expectations. the biotech company saw the loss widened but managed to top earnings estimates. they cut the forecast for the year saying it doesn't plan to enter into merger talks. sales down for the day at 248.31. news corps had an up tick thanks to strong performance in the company's digital real estate segment. those results were shy of street targets. the owner of the "wall street journal" said it has regained profitability but earnings for the quarter missed estimates. shares were flat in after hours trading as you see t finishing the regular session up a tick at $12.84. coming up, hitting the road. the chinese company that's competing against powerful silicon valley firms to change driving
the man instrumental in building google's self-driving car business is leaving. technician chris ermsen joined google in 2009 to join what was then a secret project. the decision comes about a year after google hired a former hyundai executive toar unit. two other top executives have left the project as well. google is not the only company with big plans for a self-driving car. far from it. the chinese company baidu is trying to compete and is hiring people from silicon valley to

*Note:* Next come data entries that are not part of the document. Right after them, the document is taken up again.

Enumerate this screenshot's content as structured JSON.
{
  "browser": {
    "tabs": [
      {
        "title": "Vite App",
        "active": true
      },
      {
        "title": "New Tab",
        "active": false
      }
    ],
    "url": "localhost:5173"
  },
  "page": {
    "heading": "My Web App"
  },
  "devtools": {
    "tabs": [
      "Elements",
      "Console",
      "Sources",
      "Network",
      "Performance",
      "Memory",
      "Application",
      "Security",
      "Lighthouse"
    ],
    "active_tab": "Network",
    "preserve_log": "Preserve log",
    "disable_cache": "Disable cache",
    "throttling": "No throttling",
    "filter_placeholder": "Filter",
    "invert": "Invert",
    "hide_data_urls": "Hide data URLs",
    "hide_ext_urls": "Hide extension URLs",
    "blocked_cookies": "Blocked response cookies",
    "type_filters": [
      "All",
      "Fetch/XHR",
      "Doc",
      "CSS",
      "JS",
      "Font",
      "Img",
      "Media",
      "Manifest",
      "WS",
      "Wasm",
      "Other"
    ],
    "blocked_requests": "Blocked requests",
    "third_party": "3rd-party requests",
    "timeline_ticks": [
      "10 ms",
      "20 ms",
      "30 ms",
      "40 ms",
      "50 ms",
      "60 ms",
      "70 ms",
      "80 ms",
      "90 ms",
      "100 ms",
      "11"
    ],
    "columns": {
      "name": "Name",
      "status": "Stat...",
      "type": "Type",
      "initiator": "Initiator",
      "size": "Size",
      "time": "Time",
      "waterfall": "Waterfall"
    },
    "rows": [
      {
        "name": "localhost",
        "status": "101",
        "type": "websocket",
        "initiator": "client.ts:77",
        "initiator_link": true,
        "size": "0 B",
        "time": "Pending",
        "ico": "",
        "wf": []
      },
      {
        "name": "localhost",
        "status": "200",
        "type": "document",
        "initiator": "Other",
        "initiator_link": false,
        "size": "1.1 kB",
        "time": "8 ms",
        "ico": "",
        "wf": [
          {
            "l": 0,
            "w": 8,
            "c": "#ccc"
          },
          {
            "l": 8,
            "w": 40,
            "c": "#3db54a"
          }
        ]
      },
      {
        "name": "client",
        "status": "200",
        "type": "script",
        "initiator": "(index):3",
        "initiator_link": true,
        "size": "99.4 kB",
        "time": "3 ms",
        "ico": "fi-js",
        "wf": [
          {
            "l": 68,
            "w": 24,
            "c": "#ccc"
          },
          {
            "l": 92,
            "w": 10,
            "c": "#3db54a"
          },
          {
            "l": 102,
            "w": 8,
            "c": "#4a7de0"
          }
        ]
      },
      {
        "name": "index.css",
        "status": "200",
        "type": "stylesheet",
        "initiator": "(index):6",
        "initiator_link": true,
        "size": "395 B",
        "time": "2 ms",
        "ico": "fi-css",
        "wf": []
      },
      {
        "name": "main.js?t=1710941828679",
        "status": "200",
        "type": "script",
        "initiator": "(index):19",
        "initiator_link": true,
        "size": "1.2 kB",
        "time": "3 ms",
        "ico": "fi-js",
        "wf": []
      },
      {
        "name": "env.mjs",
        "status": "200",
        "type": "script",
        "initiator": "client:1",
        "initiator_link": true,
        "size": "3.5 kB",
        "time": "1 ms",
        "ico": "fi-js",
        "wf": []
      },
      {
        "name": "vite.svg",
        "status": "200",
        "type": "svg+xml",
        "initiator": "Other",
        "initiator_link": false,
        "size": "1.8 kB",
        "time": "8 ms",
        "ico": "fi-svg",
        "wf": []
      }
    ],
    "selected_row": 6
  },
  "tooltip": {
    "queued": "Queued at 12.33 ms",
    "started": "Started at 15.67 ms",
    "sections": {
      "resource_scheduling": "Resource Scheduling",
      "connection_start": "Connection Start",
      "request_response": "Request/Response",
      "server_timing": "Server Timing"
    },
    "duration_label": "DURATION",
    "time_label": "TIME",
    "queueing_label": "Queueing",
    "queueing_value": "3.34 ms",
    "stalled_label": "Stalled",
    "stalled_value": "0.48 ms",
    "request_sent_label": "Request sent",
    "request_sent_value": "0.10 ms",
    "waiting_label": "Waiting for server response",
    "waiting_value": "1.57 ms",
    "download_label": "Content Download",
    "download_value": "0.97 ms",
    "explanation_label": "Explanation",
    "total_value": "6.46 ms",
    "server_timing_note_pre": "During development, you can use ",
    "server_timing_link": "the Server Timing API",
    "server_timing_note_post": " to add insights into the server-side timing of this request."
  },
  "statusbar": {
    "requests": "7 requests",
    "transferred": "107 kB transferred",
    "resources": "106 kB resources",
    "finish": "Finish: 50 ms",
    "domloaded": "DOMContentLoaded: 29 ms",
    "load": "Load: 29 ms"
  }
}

help in the effort. here's more from beiji >> reporter: chinese internet giant baidu is working fast to create a self-driving car. considered the google of china it is known more for the search enginer engines but they are betting that like its american counterpart it can down the road in the future the car will be a smartcar. the value of the software will be more important than the body and the hardware. >> reporter: until now chinese companies lagged behind foreign rivals in the auto industry. new internet and electric technologies promised to reset the starting line. chinese firms are hoping to get an edge. baidu isn't interested in making the actual car, just the brains. >> it really builds up strength
in a.i. technology. it's very innovative in this area. >> reporte the compa hired hundreds of people in silicon valley to focus on a.i. or artificial intelligence. it is now among the top tech firms applying deep learning where computers learn by themselves. it is also tailoring the in-car systems so the country's tech salve vvy drivers can connect w smartphones. maps have more than 70% of the chinese market. [ speaking in a foreig >> tra here are the applications. you can use them for phone calls, browse maps, navigate and use voice recognition. it is hard to type while driving. >> do you think the app could be popular outside of china as well? >> this year the map app will be available in more than 190 countries. when the map becomes more popular overseas we'll consider bringing the car system abroad as well. >> reporter: together with various awesome they are aiming to sell a completely driverless car on a mass scale in five
years. >> we believe we can build the best self-driving cars in the world. >> reporter: why is it important to be first. >> because you can collect more data with more self-driving cars on the road. and the system will be smarter. >> reporter: potentially helping baidu to surpass rivals on the road. >> that is "nightly business repo for tonight. i'm tyler matheson. thanks for watching. have a great evening, everyone. we hope to see you back here tomorr.